The impact of the Basel III liquidity ratios on banks: Evidence from a simulation study (2020): in: Quarterly Review of Economics and Finance, Vol. 75, pp. 167-190, by Peter Grundke and André Kühn
Abstract: We construct a bottom-up simulation model that draws on a bank’s stylized disaggregated balance sheet to measure the impact of both LCR and NSFR. The constructed balance sheet comprises fixed-income items, stocks, deposits, and off-balance sheet items. The simulation model accounts for credit risk, interest rate risk, and liquidity risk including their interactions. Regarding bank liquidity risk, the model accounts for withdrawal risk in non-maturing deposits, the call-off risk of irrevocably committed credit lines and market price risk of assets. Our main results are summarized as follows: First, the introduction of LCR and NSFR has no unambiguous impact on bank’s equity return and balance sheet growth. Second, the introduction of the liquidity ratios helps to reduce default risk. Third, it is more difficult for banks to comply with the ratios’ thresholds in macroeconomic stress scenarios than in other scenarios. Fourth, the reduction of maturity transformation can effectively close liquidity gaps within one year. However, this comes at the cost of a higher frequency of future negative net cash flows above one year.

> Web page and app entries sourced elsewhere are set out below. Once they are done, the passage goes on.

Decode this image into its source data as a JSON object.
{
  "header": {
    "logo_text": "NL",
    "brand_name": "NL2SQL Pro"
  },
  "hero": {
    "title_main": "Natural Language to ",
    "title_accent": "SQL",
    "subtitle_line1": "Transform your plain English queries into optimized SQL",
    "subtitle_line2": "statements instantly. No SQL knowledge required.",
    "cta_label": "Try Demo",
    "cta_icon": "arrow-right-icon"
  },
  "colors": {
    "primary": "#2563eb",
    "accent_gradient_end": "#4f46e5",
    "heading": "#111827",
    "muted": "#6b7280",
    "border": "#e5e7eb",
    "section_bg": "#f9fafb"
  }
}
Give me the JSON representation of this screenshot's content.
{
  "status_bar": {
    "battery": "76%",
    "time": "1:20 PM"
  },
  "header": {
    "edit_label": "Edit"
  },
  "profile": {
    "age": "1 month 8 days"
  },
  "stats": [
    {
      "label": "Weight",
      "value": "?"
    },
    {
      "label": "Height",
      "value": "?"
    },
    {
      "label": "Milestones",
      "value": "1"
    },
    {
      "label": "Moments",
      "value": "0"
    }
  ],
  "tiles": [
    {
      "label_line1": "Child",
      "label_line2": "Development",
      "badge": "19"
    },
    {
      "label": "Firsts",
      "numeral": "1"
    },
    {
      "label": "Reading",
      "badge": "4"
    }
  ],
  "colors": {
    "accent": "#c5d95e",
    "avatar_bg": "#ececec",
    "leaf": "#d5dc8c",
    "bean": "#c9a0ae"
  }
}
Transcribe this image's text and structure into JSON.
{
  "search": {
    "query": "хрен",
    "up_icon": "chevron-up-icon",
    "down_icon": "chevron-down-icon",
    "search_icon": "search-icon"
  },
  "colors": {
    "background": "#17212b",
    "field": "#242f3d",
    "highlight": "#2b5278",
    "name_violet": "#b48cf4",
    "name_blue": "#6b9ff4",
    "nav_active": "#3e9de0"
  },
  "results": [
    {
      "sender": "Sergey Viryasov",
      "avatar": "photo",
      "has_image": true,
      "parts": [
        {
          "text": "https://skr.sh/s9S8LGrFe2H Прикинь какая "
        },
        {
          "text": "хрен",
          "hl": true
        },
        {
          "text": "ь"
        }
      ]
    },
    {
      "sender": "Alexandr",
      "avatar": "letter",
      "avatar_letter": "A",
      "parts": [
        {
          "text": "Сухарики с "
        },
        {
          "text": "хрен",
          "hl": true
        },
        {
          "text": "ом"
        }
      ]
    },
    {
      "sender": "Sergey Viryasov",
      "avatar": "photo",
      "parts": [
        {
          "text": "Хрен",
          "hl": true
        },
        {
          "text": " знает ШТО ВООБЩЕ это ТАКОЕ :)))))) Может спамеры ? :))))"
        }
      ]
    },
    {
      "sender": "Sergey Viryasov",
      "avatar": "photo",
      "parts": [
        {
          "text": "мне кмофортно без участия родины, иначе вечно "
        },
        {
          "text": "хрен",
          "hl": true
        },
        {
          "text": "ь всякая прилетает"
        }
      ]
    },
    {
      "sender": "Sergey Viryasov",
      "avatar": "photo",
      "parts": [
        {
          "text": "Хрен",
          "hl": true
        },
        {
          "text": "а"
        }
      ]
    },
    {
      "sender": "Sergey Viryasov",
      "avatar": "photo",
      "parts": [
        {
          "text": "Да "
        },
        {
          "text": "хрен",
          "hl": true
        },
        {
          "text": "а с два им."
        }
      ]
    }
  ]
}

Keywords: Basel III, bottom-up approach, economic capital, integrated risk measurement, LCR, liquidity risk, NSFR.
JEL classification: G21, G28, G32